The 1955 movie The Ladykillers featured Boccherini's String Quintet in E
Movie poster from The Ladykillers
He went to live in a small town in the mountains in Spain, where he wrote many of his most famous works.

He still enjoyed patronage from the King of Spain’s younger brother, the Infante, from the French ambassador to Spain, Lucien Bonaparte, and from King Friedrich Wilhelm II of Prussia.

Towards the end of Boccherini’s life it is believed he fell on hard times. He had lost both his first and second wives and four of his daughters.

He died in Madrid in 1805 and was survived by two sons. He was buried in Madrid but his remains were brought back to Italy a century later and he was reburied in the church of San Francesco in Lucca.

Boccherini was a brilliant cellist who received much praise for his performances and he brought the cello to prominence with the music he composed, rather than just using it for accompaniment.

His ‘Musica notturna delle strade di Madrid ’ became popular after it was used in the film ‘Master and Commander: The Far Side of the World’ in 2003.

The Boccherini Quintet was founded after two of its members discovered a complete collection of Luigi Boccherini string quintets in Paris. They performed the long-neglected music all over the world and made many recordings.

Lucca is famous for its Renaissance walls
Lucca is famous for its Renaissance walls
Photo: Notafly (CC BY-SA 4.0)
Travel tip:

Lucca, where Boccherini was born, is famous for its Renaissance walls, which have remained intact over the centuries. A promenade now runs along the top of the walls, providing a popular place to walk round the city enjoying the views.
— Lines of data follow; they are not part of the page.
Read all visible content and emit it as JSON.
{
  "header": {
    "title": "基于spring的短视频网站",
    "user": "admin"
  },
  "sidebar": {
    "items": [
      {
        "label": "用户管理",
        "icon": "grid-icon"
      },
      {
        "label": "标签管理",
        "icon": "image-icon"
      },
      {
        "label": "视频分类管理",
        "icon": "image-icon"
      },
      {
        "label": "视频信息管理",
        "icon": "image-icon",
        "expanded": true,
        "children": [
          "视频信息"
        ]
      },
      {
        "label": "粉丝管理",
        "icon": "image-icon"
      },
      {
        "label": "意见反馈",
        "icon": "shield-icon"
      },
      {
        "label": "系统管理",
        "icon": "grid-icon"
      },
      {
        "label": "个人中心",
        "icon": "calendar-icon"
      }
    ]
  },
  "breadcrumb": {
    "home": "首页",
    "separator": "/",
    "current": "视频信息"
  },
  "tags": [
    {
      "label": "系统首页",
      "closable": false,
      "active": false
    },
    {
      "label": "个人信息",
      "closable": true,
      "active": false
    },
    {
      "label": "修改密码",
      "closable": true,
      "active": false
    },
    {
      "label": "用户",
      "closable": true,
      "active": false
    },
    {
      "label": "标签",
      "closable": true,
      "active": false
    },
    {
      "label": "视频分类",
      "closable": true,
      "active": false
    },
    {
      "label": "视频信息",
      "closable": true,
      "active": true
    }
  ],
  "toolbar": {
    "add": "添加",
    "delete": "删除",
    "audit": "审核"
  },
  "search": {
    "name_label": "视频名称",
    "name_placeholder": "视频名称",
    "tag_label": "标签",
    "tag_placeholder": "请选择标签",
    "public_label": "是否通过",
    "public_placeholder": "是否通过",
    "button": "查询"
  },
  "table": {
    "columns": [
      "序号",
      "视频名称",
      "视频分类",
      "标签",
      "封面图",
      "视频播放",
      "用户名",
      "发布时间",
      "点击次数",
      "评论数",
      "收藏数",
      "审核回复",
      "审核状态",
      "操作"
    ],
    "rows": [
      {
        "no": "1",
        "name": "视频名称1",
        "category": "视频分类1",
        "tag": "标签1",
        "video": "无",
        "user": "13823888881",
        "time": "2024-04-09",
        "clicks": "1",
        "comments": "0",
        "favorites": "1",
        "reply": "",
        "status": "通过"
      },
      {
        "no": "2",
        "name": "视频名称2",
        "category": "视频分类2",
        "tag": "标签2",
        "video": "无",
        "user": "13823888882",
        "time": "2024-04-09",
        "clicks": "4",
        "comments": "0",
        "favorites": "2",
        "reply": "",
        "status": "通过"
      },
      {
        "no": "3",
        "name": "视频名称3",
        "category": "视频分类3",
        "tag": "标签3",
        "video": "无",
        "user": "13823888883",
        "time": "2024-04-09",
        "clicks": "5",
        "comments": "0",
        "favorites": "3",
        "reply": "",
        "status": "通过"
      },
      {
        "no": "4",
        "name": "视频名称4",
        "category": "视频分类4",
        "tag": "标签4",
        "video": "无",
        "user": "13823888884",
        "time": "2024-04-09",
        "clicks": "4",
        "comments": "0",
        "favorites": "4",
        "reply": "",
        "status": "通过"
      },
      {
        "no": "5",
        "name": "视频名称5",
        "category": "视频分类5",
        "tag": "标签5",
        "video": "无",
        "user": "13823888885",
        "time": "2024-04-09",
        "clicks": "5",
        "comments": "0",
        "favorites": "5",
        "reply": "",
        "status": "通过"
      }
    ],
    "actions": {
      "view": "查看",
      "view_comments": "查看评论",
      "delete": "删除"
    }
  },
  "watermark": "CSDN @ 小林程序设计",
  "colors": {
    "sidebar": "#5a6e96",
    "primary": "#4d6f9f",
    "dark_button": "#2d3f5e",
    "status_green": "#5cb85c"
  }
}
The Luigi Boccherini Musical Institute in Piazza del Suffragio in Lucca was founded in 1842 to provide a musical education up to the standard adopted by the famous Conservatories of Milan and Paris.

Travel tip:

Luigi Boccherini was reburied in the Church of San Francesco in Lucca in the 1920s after his remains were brought back from Spain.  The Gothic church and monastery in Piazza San Francesco in the historic centre of the city was built out of gravel in the 14th century, not far from Lucca’s historic Piazza dell’Anfiteatro.